In the name of God, Amen. We whose names are underwritten, the loyal subjects of our dread Sovereign Lord King James, by the Grace of God of Great Britain, France, and Ireland King, Defender of the Faith, etc. Having undertaken for the Glory of God and advancement of the Christian Faith and Honour of our King and Country, a Voyage to plant the First Colony in the Northern Parts of Virginia, do by these presents solemnly and mutually in the presence of God and one of another, Covenant and Combine ourselves together in a Civil Body Politic, for our better ordering and preservation and furtherance of the ends aforesaid; and by virtue hereof to enact, constitute and frame such just and equal Laws, Ordinances, Acts, Constitutions and Offices from time to time, as shall be thought most meet and convenient for the general good of the Colony, unto which we promise all due submission and obedience. In witness whereof we have hereunder subscribed our names at Cape Cod, the 11th of November, in the year of the reign of our Sovereign Lord King James, of England, France and Ireland the eighteenth, and of Scotland the fifty-fourth. Anno Domini 1620.
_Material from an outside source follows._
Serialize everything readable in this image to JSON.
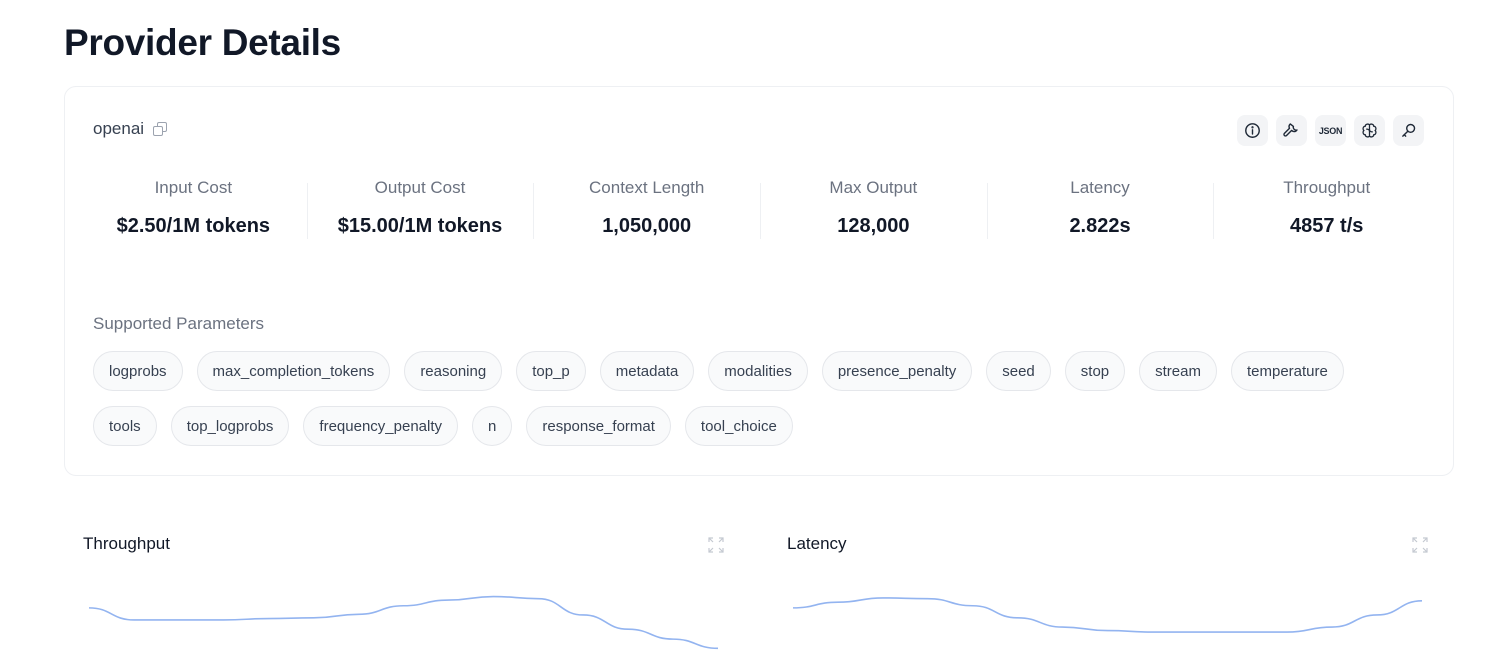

They spent weeks exploring the coast, before settling the site of a Wampanoag Indian village that had been abandoned due to a plague. During the Winter of 1620-1621, they lived aboard the Mayflower and would row to shore each day to build houses. Finally, they had built enough houses to actually move to the colony, but they paid a terrible price for the cold, damp conditions aboard the packed ship.
28 of the men, 13 of the women (one of them in childbirth), and eight children died during that winter.
They lost their leader, Governor John Carver, and his wife. William Bradford replaced him as Governor and would later write their history.
The Mayflower and her crew left for England on April 5, 1621, they never returned.
40 of the Pilgrims were religious Separatists, members of a break-away Puritan sect that had renounced the Church of England, which was illegal in England at the time. Others in the group had remained part of the Church of England but were sympathetic to the Separatist friends. They did not call themselves Pilgrims, that term was adopted at the bicentennial for the Mayflower voyage. The members of the core Separatist sect referred to themselves as “Saints” and people not in their sect as “Strangers.”
Fortunately for the Pilgrims, Samoset, an English-speaking Native American, visited the village in March 1621. He asked for beer and spent the night talking with the Pilgrims. He introduced them to Squanto who also spoke English. Squanto introduced them to the chief of the Wampanoag, Massasoit. Squanto moved to Plymouth and became their advisor and translator. The friendly Wampanoag tribe taught the Pilgrims how to hunt and grow crops. The two groups began trading furs with each other.
The little colony thrived with little contact from the outside world. In 1630, a fleet of ships from England arrived. The new arrivals had a charter from England to form the Massachusetts Bay Colony. They were shocked to discover that there was already an English colony there. No one in England was aware that Plymouth was there and the two groups ran separate colonies for many years.
The Pilgrims and their story became part of American lore. During the Civil War, President Abraham Lincoln declared the first Thanksgiving holiday, harkening back to the Pilgrims and their story of perseverance and faith.
Thanksgiving day is a national and state holiday. Schools, banks, government offices and many private businesses will be closed and there will be no postal delivery.